## Task to carry out
A complete copy of the entries, exactly as written, is the expected result.

## Data records
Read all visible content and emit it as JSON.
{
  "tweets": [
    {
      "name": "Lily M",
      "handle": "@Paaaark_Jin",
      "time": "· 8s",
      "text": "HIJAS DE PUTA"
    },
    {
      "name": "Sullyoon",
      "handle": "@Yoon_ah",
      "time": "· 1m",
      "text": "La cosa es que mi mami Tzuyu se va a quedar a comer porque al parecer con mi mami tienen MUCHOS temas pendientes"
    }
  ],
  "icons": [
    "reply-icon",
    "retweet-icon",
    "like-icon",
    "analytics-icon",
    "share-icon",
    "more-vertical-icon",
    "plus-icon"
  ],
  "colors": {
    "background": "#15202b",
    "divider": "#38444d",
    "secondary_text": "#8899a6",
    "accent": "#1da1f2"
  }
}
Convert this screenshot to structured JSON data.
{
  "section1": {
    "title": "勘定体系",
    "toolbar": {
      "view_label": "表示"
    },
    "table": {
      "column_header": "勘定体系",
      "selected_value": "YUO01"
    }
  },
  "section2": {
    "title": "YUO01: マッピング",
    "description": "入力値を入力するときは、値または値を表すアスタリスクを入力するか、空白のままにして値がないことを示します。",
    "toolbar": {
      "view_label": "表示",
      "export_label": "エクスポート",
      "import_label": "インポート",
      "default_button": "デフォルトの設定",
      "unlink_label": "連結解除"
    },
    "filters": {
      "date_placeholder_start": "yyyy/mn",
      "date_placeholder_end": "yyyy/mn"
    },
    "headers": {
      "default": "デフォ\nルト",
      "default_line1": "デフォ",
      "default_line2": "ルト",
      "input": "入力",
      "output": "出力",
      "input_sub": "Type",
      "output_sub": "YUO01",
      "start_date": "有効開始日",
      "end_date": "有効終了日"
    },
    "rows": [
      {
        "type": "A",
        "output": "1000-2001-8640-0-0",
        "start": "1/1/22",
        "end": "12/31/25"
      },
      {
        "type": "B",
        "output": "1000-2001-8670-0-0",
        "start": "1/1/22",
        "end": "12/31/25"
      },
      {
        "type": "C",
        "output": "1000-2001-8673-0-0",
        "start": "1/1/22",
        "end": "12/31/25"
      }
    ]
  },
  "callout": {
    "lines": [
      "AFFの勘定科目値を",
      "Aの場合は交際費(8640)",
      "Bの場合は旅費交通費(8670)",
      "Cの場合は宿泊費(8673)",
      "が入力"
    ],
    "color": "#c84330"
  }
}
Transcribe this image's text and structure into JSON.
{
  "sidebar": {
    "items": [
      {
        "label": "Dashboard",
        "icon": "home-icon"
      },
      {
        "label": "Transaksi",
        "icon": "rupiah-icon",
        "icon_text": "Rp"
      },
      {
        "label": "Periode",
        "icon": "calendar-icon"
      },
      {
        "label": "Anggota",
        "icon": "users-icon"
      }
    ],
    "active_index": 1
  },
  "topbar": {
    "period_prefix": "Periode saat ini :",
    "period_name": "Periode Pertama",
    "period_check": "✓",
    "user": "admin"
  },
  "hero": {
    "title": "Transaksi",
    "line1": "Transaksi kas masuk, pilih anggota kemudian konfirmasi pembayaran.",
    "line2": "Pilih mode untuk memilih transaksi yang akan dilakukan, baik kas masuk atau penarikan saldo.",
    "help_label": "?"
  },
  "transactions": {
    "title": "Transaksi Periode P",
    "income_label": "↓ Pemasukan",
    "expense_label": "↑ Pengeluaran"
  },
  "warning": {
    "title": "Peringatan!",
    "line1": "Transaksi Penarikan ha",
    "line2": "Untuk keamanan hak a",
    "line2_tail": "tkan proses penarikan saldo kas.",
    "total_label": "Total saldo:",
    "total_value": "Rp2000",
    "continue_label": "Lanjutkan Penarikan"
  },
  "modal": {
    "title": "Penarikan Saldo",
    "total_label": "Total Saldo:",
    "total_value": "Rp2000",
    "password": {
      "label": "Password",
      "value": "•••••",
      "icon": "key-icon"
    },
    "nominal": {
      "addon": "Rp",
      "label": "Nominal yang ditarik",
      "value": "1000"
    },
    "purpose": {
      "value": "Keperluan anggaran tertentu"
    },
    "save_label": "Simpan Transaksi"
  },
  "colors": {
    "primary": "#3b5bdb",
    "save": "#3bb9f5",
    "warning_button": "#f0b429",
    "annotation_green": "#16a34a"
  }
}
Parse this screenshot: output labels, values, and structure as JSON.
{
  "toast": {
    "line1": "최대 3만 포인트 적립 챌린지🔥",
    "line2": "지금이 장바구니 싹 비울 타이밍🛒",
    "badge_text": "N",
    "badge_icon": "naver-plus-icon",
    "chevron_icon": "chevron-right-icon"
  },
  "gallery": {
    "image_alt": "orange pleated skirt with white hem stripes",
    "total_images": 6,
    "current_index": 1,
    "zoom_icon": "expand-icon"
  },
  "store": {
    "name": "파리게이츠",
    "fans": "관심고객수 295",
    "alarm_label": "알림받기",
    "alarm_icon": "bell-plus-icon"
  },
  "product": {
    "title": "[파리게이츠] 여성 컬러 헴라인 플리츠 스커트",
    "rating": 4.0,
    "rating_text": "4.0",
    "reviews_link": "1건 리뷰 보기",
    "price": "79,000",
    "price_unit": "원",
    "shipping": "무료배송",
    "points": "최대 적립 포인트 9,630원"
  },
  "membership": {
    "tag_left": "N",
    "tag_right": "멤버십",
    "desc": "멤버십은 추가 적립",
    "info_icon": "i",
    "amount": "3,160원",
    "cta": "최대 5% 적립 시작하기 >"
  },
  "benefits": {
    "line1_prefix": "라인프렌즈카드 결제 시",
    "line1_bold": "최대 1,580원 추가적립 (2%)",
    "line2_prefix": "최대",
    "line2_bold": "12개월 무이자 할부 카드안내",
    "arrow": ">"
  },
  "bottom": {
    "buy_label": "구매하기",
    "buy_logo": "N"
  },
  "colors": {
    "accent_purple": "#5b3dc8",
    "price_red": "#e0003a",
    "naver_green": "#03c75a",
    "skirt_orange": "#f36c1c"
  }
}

## Solution to this exercise
Read all visible content and emit it as JSON.
{
  "tweets": [
    {
      "name": "Lily M",
      "handle": "@Paaaark_Jin",
      "time": "· 8s",
      "text": "HIJAS DE PUTA"
    },
    {
      "name": "Sullyoon",
      "handle": "@Yoon_ah",
      "time": "· 1m",
      "text": "La cosa es que mi mami Tzuyu se va a quedar a comer porque al parecer con mi mami tienen MUCHOS temas pendientes"
    }
  ],
  "icons": [
    "reply-icon",
    "retweet-icon",
    "like-icon",
    "analytics-icon",
    "share-icon",
    "more-vertical-icon",
    "plus-icon"
  ],
  "colors": {
    "background": "#15202b",
    "divider": "#38444d",
    "secondary_text": "#8899a6",
    "accent": "#1da1f2"
  }
}
Convert this screenshot to structured JSON data.
{
  "section1": {
    "title": "勘定体系",
    "toolbar": {
      "view_label": "表示"
    },
    "table": {
      "column_header": "勘定体系",
      "selected_value": "YUO01"
    }
  },
  "section2": {
    "title": "YUO01: マッピング",
    "description": "入力値を入力するときは、値または値を表すアスタリスクを入力するか、空白のままにして値がないことを示します。",
    "toolbar": {
      "view_label": "表示",
      "export_label": "エクスポート",
      "import_label": "インポート",
      "default_button": "デフォルトの設定",
      "unlink_label": "連結解除"
    },
    "filters": {
      "date_placeholder_start": "yyyy/mn",
      "date_placeholder_end": "yyyy/mn"
    },
    "headers": {
      "default": "デフォ\nルト",
      "default_line1": "デフォ",
      "default_line2": "ルト",
      "input": "入力",
      "output": "出力",
      "input_sub": "Type",
      "output_sub": "YUO01",
      "start_date": "有効開始日",
      "end_date": "有効終了日"
    },
    "rows": [
      {
        "type": "A",
        "output": "1000-2001-8640-0-0",
        "start": "1/1/22",
        "end": "12/31/25"
      },
      {
        "type": "B",
        "output": "1000-2001-8670-0-0",
        "start": "1/1/22",
        "end": "12/31/25"
      },
      {
        "type": "C",
        "output": "1000-2001-8673-0-0",
        "start": "1/1/22",
        "end": "12/31/25"
      }
    ]
  },
  "callout": {
    "lines": [
      "AFFの勘定科目値を",
      "Aの場合は交際費(8640)",
      "Bの場合は旅費交通費(8670)",
      "Cの場合は宿泊費(8673)",
      "が入力"
    ],
    "color": "#c84330"
  }
}
Transcribe this image's text and structure into JSON.
{
  "sidebar": {
    "items": [
      {
        "label": "Dashboard",
        "icon": "home-icon"
      },
      {
        "label": "Transaksi",
        "icon": "rupiah-icon",
        "icon_text": "Rp"
      },
      {
        "label": "Periode",
        "icon": "calendar-icon"
      },
      {
        "label": "Anggota",
        "icon": "users-icon"
      }
    ],
    "active_index": 1
  },
  "topbar": {
    "period_prefix": "Periode saat ini :",
    "period_name": "Periode Pertama",
    "period_check": "✓",
    "user": "admin"
  },
  "hero": {
    "title": "Transaksi",
    "line1": "Transaksi kas masuk, pilih anggota kemudian konfirmasi pembayaran.",
    "line2": "Pilih mode untuk memilih transaksi yang akan dilakukan, baik kas masuk atau penarikan saldo.",
    "help_label": "?"
  },
  "transactions": {
    "title": "Transaksi Periode P",
    "income_label": "↓ Pemasukan",
    "expense_label": "↑ Pengeluaran"
  },
  "warning": {
    "title": "Peringatan!",
    "line1": "Transaksi Penarikan ha",
    "line2": "Untuk keamanan hak a",
    "line2_tail": "tkan proses penarikan saldo kas.",
    "total_label": "Total saldo:",
    "total_value": "Rp2000",
    "continue_label": "Lanjutkan Penarikan"
  },
  "modal": {
    "title": "Penarikan Saldo",
    "total_label": "Total Saldo:",
    "total_value": "Rp2000",
    "password": {
      "label": "Password",
      "value": "•••••",
      "icon": "key-icon"
    },
    "nominal": {
      "addon": "Rp",
      "label": "Nominal yang ditarik",
      "value": "1000"
    },
    "purpose": {
      "value": "Keperluan anggaran tertentu"
    },
    "save_label": "Simpan Transaksi"
  },
  "colors": {
    "primary": "#3b5bdb",
    "save": "#3bb9f5",
    "warning_button": "#f0b429",
    "annotation_green": "#16a34a"
  }
}
Parse this screenshot: output labels, values, and structure as JSON.
{
  "toast": {
    "line1": "최대 3만 포인트 적립 챌린지🔥",
    "line2": "지금이 장바구니 싹 비울 타이밍🛒",
    "badge_text": "N",
    "badge_icon": "naver-plus-icon",
    "chevron_icon": "chevron-right-icon"
  },
  "gallery": {
    "image_alt": "orange pleated skirt with white hem stripes",
    "total_images": 6,
    "current_index": 1,
    "zoom_icon": "expand-icon"
  },
  "store": {
    "name": "파리게이츠",
    "fans": "관심고객수 295",
    "alarm_label": "알림받기",
    "alarm_icon": "bell-plus-icon"
  },
  "product": {
    "title": "[파리게이츠] 여성 컬러 헴라인 플리츠 스커트",
    "rating": 4.0,
    "rating_text": "4.0",
    "reviews_link": "1건 리뷰 보기",
    "price": "79,000",
    "price_unit": "원",
    "shipping": "무료배송",
    "points": "최대 적립 포인트 9,630원"
  },
  "membership": {
    "tag_left": "N",
    "tag_right": "멤버십",
    "desc": "멤버십은 추가 적립",
    "info_icon": "i",
    "amount": "3,160원",
    "cta": "최대 5% 적립 시작하기 >"
  },
  "benefits": {
    "line1_prefix": "라인프렌즈카드 결제 시",
    "line1_bold": "최대 1,580원 추가적립 (2%)",
    "line2_prefix": "최대",
    "line2_bold": "12개월 무이자 할부 카드안내",
    "arrow": ">"
  },
  "bottom": {
    "buy_label": "구매하기",
    "buy_logo": "N"
  },
  "colors": {
    "accent_purple": "#5b3dc8",
    "price_red": "#e0003a",
    "naver_green": "#03c75a",
    "skirt_orange": "#f36c1c"
  }
}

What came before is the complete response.